* **DIRECTIONS**: Collect the lines of the entries where "simple" shows up.

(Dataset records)
········
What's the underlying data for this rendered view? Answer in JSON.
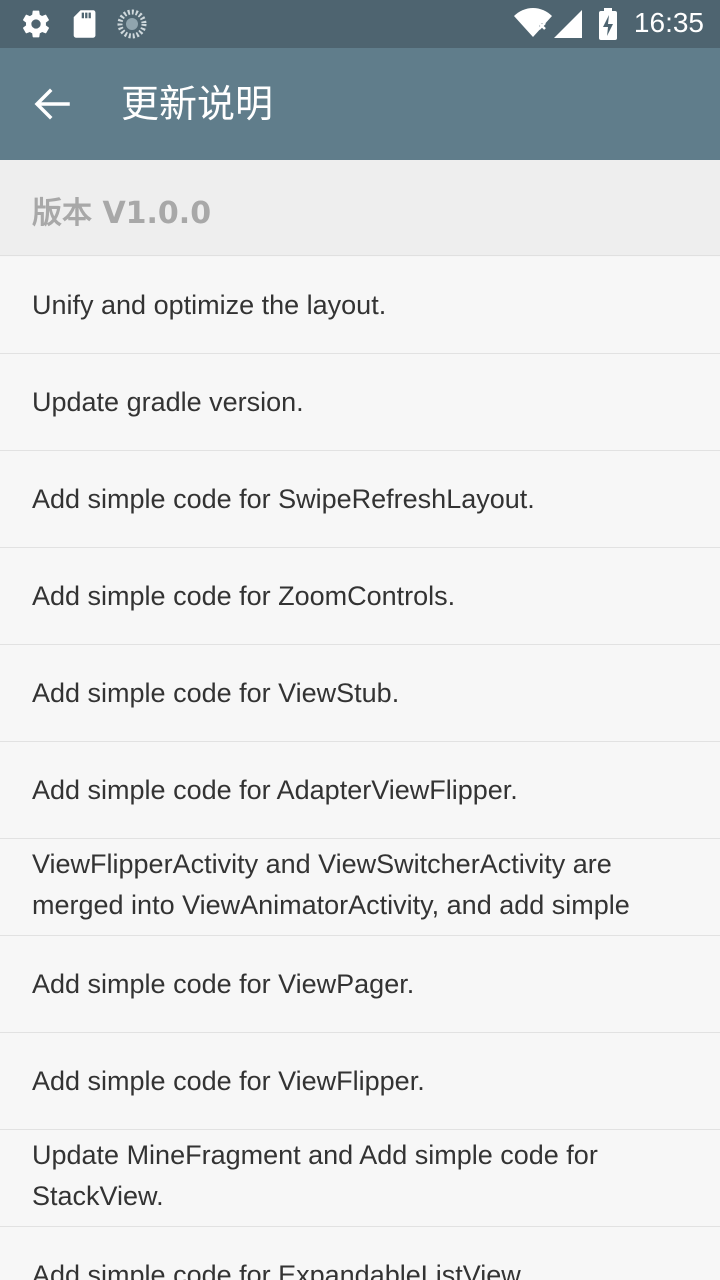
{
  "status_bar": {
    "time": "16:35",
    "icons": [
      "gear-icon",
      "sd-card-icon",
      "sync-icon",
      "wifi-icon",
      "signal-icon",
      "battery-charging-icon"
    ]
  },
  "app_bar": {
    "back_icon": "arrow-left-icon",
    "title": "更新说明"
  },
  "version_header": {
    "label": "版本 V1.0.0"
  },
  "changelog": [
    "Unify and optimize the layout.",
    "Update gradle version.",
    "Add simple code for SwipeRefreshLayout.",
    "Add simple code for ZoomControls.",
    "Add simple code for ViewStub.",
    "Add simple code for AdapterViewFlipper.",
    "ViewFlipperActivity and ViewSwitcherActivity are merged into ViewAnimatorActivity, and add simple",
    "Add simple code for ViewPager.",
    "Add simple code for ViewFlipper.",
    "Update MineFragment and Add simple code for StackView.",
    "Add simple code for ExpandableListView."
  ],
  "colors": {
    "status_bar": "#4e6470",
    "app_bar": "#607d8b",
    "header_bg": "#eeeeee",
    "list_bg": "#f7f7f7"
  }
}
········
* **OUTPUT FOR THIS EXERCISE**:
    "Add simple code for SwipeRefreshLayout.",
    "Add simple code for ZoomControls.",
    "Add simple code for ViewStub.",
    "Add simple code for AdapterViewFlipper.",
    "ViewFlipperActivity and ViewSwitcherActivity are merged into ViewAnimatorActivity, and add simple",
    "Add simple code for ViewPager.",
    "Add simple code for ViewFlipper.",
    "Update MineFragment and Add simple code for StackView.",
    "Add simple code for ExpandableListView."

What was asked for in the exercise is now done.